HDTVs, projectors, and surround sound systems.
HiSense came to the Eastside studios today to install a short throw projection system that puts up to 100" screen from about a foot away. Scott says it uses lasers to draw the image on the screen, and it looks really impressive, even in ambient light. The projector also comes with a sound bar and sub woofer, and the audio quality is quite good. And it should be since it costs $10,000!
Vino recently cut the cable and is streaming YouTube TV, but he's having trouble streaming on his Sony TV on Roku. It turns on by itself. Leo says that it's likely a CEC problem, which has to do with the HDMI settings. It's basically designed to automatically turn on the TV when he turns on his Roku. It doesn't work very well on Sony. So he should go into the settings and turn off BraviaLink. That'll solve it.
Scott likes to highlight the "home theater of the month" and this month it's a home theater in Los Angeles that is completely blacked out, with 9 speakers around you, 6 above you, and an array of sub woofers behind the projector screen. It also has recliner seats. The owner actually built an addition to his house for it, and built the system himself. He's also added three feet of sound absorption material and acoustic panels all around the room. Scott says there's less than 1db difference in sound in any seat. So there's not a bad seat in the house.

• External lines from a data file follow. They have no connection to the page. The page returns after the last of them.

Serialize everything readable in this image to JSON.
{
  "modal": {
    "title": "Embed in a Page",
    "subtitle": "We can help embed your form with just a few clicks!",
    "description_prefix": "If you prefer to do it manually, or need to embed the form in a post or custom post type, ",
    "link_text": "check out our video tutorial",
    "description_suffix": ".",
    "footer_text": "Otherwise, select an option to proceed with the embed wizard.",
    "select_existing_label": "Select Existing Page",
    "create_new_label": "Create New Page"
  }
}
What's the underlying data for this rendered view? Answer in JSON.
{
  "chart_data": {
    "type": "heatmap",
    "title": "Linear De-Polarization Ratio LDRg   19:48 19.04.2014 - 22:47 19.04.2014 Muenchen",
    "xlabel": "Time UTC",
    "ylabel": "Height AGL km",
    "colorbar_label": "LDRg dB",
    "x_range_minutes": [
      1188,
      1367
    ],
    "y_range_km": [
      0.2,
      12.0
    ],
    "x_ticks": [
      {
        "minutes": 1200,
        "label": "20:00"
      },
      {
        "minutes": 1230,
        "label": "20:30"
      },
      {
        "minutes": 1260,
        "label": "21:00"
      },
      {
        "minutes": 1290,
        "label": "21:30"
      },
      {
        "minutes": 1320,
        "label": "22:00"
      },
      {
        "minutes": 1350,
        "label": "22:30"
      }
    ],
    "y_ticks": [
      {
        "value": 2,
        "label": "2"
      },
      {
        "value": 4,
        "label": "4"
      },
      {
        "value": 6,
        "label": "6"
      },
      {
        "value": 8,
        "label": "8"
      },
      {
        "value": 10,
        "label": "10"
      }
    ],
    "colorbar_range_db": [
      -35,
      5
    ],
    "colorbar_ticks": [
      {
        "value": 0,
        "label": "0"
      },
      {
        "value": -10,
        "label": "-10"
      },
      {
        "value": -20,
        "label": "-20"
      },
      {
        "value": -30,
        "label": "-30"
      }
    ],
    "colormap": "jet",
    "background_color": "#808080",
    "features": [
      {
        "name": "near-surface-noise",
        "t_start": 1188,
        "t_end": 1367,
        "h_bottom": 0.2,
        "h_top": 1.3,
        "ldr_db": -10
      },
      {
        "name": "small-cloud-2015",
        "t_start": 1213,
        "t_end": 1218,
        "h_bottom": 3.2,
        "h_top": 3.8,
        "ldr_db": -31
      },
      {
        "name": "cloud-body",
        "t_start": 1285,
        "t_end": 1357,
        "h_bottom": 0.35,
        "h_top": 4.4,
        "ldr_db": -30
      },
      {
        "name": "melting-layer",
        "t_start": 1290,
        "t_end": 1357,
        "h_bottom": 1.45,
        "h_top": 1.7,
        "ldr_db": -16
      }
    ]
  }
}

Dave has a mobile phone and he wants to know how he can stream to his TV from it. Leo says to get the Google Chromecast. This will allow him to pull up a video stream on his phone, and then hand it off to the Chromecast to put it on the TV. He'll need internet and Wi-Fi to make it work. If all his internet access is through his phone, then he could use a hotspot with his TV if it supports that, and then Chromecast that way. But he'll take a bandwidth hit on his phone.
Ben likes to stream videos using Plex and sometimes it'll disconnect after only a few hours watching specific shows. What's going on? Leo says that there''s probably a naming issue and if the naming isn't consistent, then Plex can get confused. He should make sure the transcoding is consistent as well with the same format.
Neil misses the WIndows Phone. Leo says that unfortunately, Apple and Android are so dominant, that Windows being a distant third with no shot of gaining any marketshare was a reason that Microsoft left the mobile phone category altogether. The same is pretty much true with Blackberry, which is now just another model of the Android OS.
Michael is looking to get a TV and wants to know if he should get 1080p or 4K. Leo says he should definitely get 4K moving forward. But even more importantly, he should get a TV with HDR. It has a much nicer look. Leo's choice is the LG B6 OLED. It comes down to budget though. Michael wants a TV that has no bezels. He wants to hang it on the wall like a painting preferrably an 80" model. Leo says that Vizio has a nice one.
There's a discussion going on between whether dynamic mode or movie mode is the best for TV watching. Scott says that dynamic mode doesn't show content in the manner the creator intended, while movie mode gets you a lot closer to that. Leo says he tried it for a week and it was just way too bright. It also causes a loss in detail to watch in dynamic mode and Scott says that bright spots (called blooming) will begin to appear and if you're using an OLED screen, you'll wear it out faster. Another thing that can help is a bias light behind your TV. It helps for less eye fatigue.
Noah has bought a sound bar, but it won't turn on with his Google Assistant. Leo says if the sound bar isn't supported by Google, or vice versa, it won't be able to use voice activated control from the Google Assistant. He could just leave it on, but if it shuts down automatically, then that's going to be a problem. He should look to see if he can disable the eco, or power down mode.
Scott got an email about how an old Sony Stereo with Sansui Speakers can work with modern sources. How can he get something that can bridge the gap from his phone, or Network Attached Storage, to his old stereo? He'd rather not use Bluetooth, but Scott says that it's easier to deal with and there are tons of audio adapters for Bluetooth. Amazon Basics makes one for $20.